US service and manufacturing PMIs for February are due to be released on Tuesday. Both PMIs are at levels indicating a tailwind for the overall economy and have furthermore been rising steadily since late summer 2016. However, Chinese manufacturing PMI decreased slightly in January and a slowdown in China may potentially spill over to US manufacturing PMIs. On the other hand, the regional PMIs for manufacturing were strong and hence manufacturing PMI is expected to increase in February.

On Wednesday, the FOMC minutes from the February meeting are due out. The statement did not contain much interesting news, but the minutes may enlighten us on the different stances within the FOMC.


UK labour market numbers showed that employment had increased by 38,000 in the three months to December and the labour force increased by 31,000, leaving the number of unemployed down by about 7,000. The unemployment rate held steady, at 4.8%. The more timely claimant count figure fell by a surprisingly large amount, 42,000, in January. The December number was revised to a drop of 20,000, from the previous estimate of a fall of 10,000. However, the ONS encourages people to be cautious when looking at this month’s numbers, as there are currently problems surrounding the seasonal adjustment of the data. On the more disappointing side, average weekly earnings showed a year-on-year growth rate of 2.6% in January, down from 2.7% in December. That was lower than the consensus expectation of 2.7%.

Focus is on the debate on the Article 50 debate in House of Lords, which begins next week on Monday. The Lords are not expected to delay the bill and the UK remains on track to trigger Article 50 by the end of March.

The second estimate for UK GDP growth in Q4 is due out, and the expenditure components such as private consumption and investments in Q4 are included for the first time in this release. While growth continued at the same pace in H2 2016 after the EU vote, GDP growth is expected to slow down this year.


Risk premium on French government bonds are back up to the levels seen during the 2012 crisis. But even if Marine Le Pen does not win the French presidential election, the real problem of monetary union would remain: different approaches to economic and monetary policy. Radical Eurosceptic are no longer in the mood for compromise, and are pushing to restore full national control over economic and monetary policy. More tumult lies ahead for the Eurozone, with no end in sight for the ECB’s loose monetary policy.

The consumer confidence for February is due to be released on Monday.
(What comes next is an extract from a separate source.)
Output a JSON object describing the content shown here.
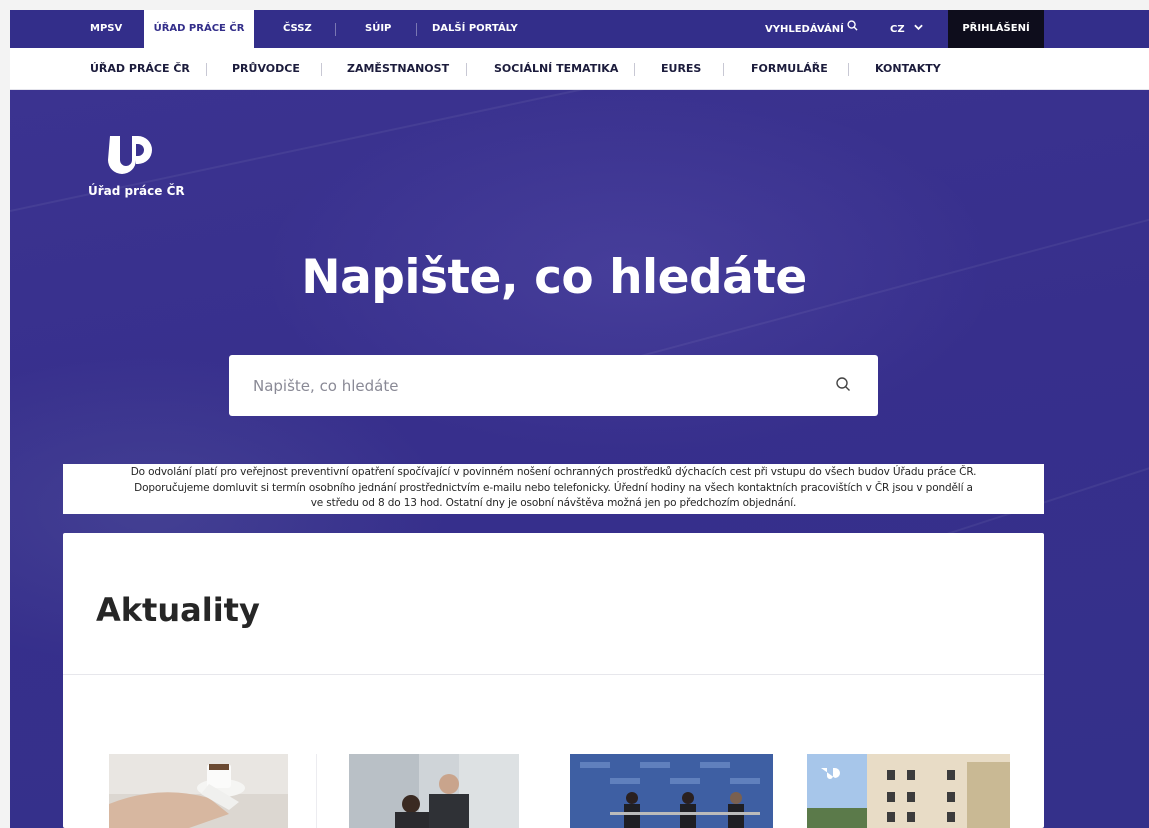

Consumer confidence proved very resilient to political turmoil stemming from Brexit and the election of Donald Trump last year. Weaker consumer confidence is expected in February in line with the turn in other sentiment indicators. That said, as the unemployment rate continues to decline, consumer confidence is expected to remain at a high level, thereby pointing to continued solid growth in private consumption.

On Tuesday, PMI figures for the Eurozone are due out. Overall, PMIs are expected to see a downward correction in line with the fall across other survey indicators (IFO and ZEW expectations). In manufacturing, recent months have shown an increase in output, but the order-inventory balance indicator has weakened and points to a downward correction in manufacturing PMI. In service, a decline is expected in line with the other survey indicators, although the strong business expectations reported in January could help withhold a decline.


China exports expanded 7.90% year-on-year to USD 182.76 billion in January followed an annual drop of 6.20% year-on-year in December. Quicker exports were driven by US, Japan, ASEAN and European Union. Imports surged by a double digit pace during Chinese New Year (+16.70% year-on-year). Trade surplus rose to a one year high of USD 51.35 billion and further upside bias is expected on trade performance going forward as downside risks dwindled. Adding to signs of mounting price pressure, CPI accelerated by 0.40 percentage points to increase 2.50% year-on-year in January, marking its quickest growth since November 2013.

The release of interest in China next week will be property prices for January. After sharp price increases in 2016, recent tightening measures have worked to dampen house price inflation.


Sources: Commerzbank, Haendelsbank, Danske Bank, Hong-Leong Bank.